Note:  Do not rely on this information. It is very old.


Cuckoo, a book-name for the Cuculidae, in Huxley's classification ranged under the Coccygomorphae, and in older systems placed among the Picarian birds. The family contains 180 species, arranged in 35 genera, and characterised by a slender body, wings of moderate length, a long graduated tail of from eight to twelve feathers, the beak with sharp edges, and the feet generally long and powerful, with short toes. They abound in warm climates, but in cold and temperate regions they are sparsely distributed, or appear only as visitors. Many of them are parasitic in habit, and some have a strange resemblance to other birds of widely different genera. Thus the Common Cuckoo is very like a hawk, and in some parts of England it is believed that it actually does change into a hawk in the winter; and one of the Bush Cuckoos (Carpococcyx radiatus) closely resembles a pheasant in appearance and gait. The type-genus (Cuculus) contains about 20 species, distributed through the Palae-arctic, Ethiopian, and Oriental regions, some of them ranging to the Moluccas and Australia. They have the bill broad at the base, the wings long and pointed, the upper tail-coverts long, the feet slender and very short, and the legs feathered behind almost to the toes. All are parasitic. The Common Cuckoo (C. canorus) breeds in all the northern portions of the Old World, visiting India, China, Java, and South-western Africa in its southern migration. The male is about 14 inches long, deep ash-grey above, greyish white with black markings below; the neck, cheeks, throat, pure ash-grey; tail feathers, black, spotted with white. The eyes are bright yellow, as are the feet, the beak with a yellowish tinge at the base. The female is about an inch shorter, but has scarcely perceptible reddish stripes on the back and under side of the neck. The young birds are blackish, mottled with yellow and grey, with a good deal of white about the hind neck. The Cuckoo, which arrives in England in April or May and leaves again in August or September, is probably the best known of our feathered visitants. The cry of the male, whence the bird is named, is familiar to everyone. The female has two calls - one resembling that of the male, but sharper, and one which Brehm syllables kwikwikwik, that seems to exert an extraordinary influence on all the males within hearing. Old birds feed entirely on insects and their larvae, seemingly preferring hairy caterpillars. These they devour in great numbers, and the hairs adhere so closely to the mucous membrane of the stomach as to convey the impression that that organ is covered with hairs. The young birds will occasionally feed on berries. The flight is light and elegant, somewhat like that of a falcon.

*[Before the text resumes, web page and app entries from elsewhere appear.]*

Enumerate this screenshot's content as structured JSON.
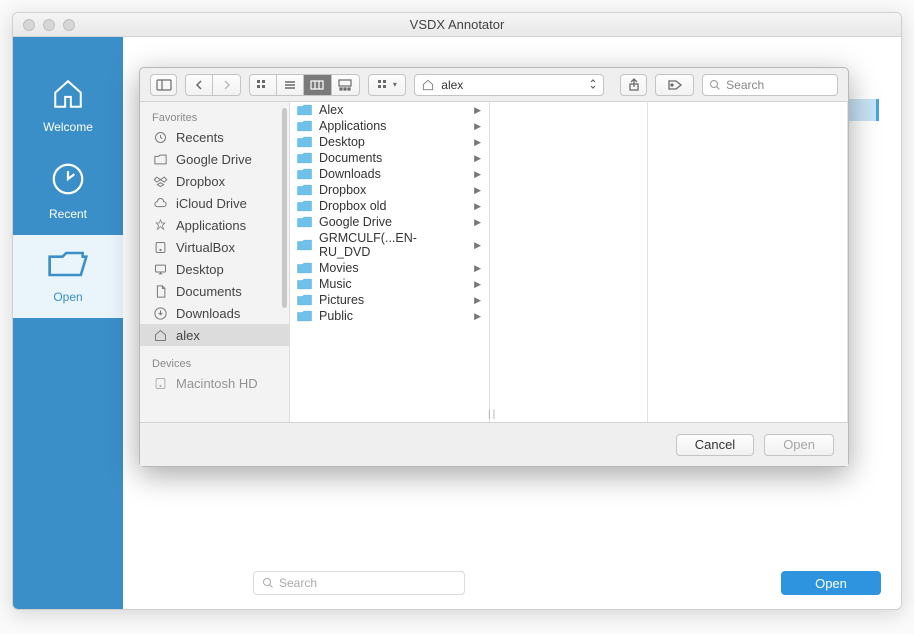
{
  "window": {
    "title": "VSDX Annotator"
  },
  "leftbar": {
    "items": [
      {
        "key": "welcome",
        "label": "Welcome",
        "icon": "home-icon"
      },
      {
        "key": "recent",
        "label": "Recent",
        "icon": "clock-icon"
      },
      {
        "key": "open",
        "label": "Open",
        "icon": "folder-open-icon"
      }
    ],
    "active": "open"
  },
  "bottom": {
    "search_placeholder": "Search",
    "open_label": "Open"
  },
  "dialog": {
    "toolbar": {
      "path_label": "alex",
      "search_placeholder": "Search"
    },
    "sidebar": {
      "favorites_label": "Favorites",
      "favorites": [
        {
          "label": "Recents",
          "icon": "recents-icon"
        },
        {
          "label": "Google Drive",
          "icon": "folder-icon"
        },
        {
          "label": "Dropbox",
          "icon": "dropbox-icon"
        },
        {
          "label": "iCloud Drive",
          "icon": "cloud-icon"
        },
        {
          "label": "Applications",
          "icon": "apps-icon"
        },
        {
          "label": "VirtualBox",
          "icon": "disk-icon"
        },
        {
          "label": "Desktop",
          "icon": "desktop-icon"
        },
        {
          "label": "Documents",
          "icon": "document-icon"
        },
        {
          "label": "Downloads",
          "icon": "downloads-icon"
        },
        {
          "label": "alex",
          "icon": "home-outline-icon"
        }
      ],
      "devices_label": "Devices",
      "devices": [
        {
          "label": "Macintosh HD",
          "icon": "disk-icon"
        }
      ]
    },
    "column": [
      {
        "label": "Alex"
      },
      {
        "label": "Applications"
      },
      {
        "label": "Desktop"
      },
      {
        "label": "Documents"
      },
      {
        "label": "Downloads"
      },
      {
        "label": "Dropbox"
      },
      {
        "label": "Dropbox old"
      },
      {
        "label": "Google Drive"
      },
      {
        "label": "GRMCULF(...EN-RU_DVD"
      },
      {
        "label": "Movies"
      },
      {
        "label": "Music"
      },
      {
        "label": "Pictures"
      },
      {
        "label": "Public"
      }
    ],
    "footer": {
      "cancel_label": "Cancel",
      "open_label": "Open"
    }
  },
  "colors": {
    "accent": "#3b8fc8",
    "btn": "#2f94e0"
  }
}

The Cuckoo's parasitic habit has been known since the days of Aristotle. The hen bird lays her eggs singly on the ground - sometimes as many as eight in the season - taking each egg as soon as laid in her bill and depositing it in the nest of some bird that feeds its own young on insects. Some fifty birds are said to act as unconscious foster-parents to young cuckoos, but the eggs are most frequently deposited in the nests of the hedge sparrow, water wagtail, titlark, yellow ammer, green linnet, and whinchat. The fact that hen cuckoos have been shot with eggs in their bills has given rise to the story, which has no foundation in fact, that they suck the eggs of other birds. The young Cuckoo frequently repays the hospitality accorded it by ejecting the rightful brood, and it always monopolises the bulk of the food, of course to their loss. To account for the parasitism of these birds Darwin supposes that the progenitor of the European Cuckoo occasionally laid an egg in another bird's nest, that some advantage accrued to the old bird or to the fostered young, and that "the young thus reared would be apt to follow by inheritance the occasional and aberrant habit of their mother."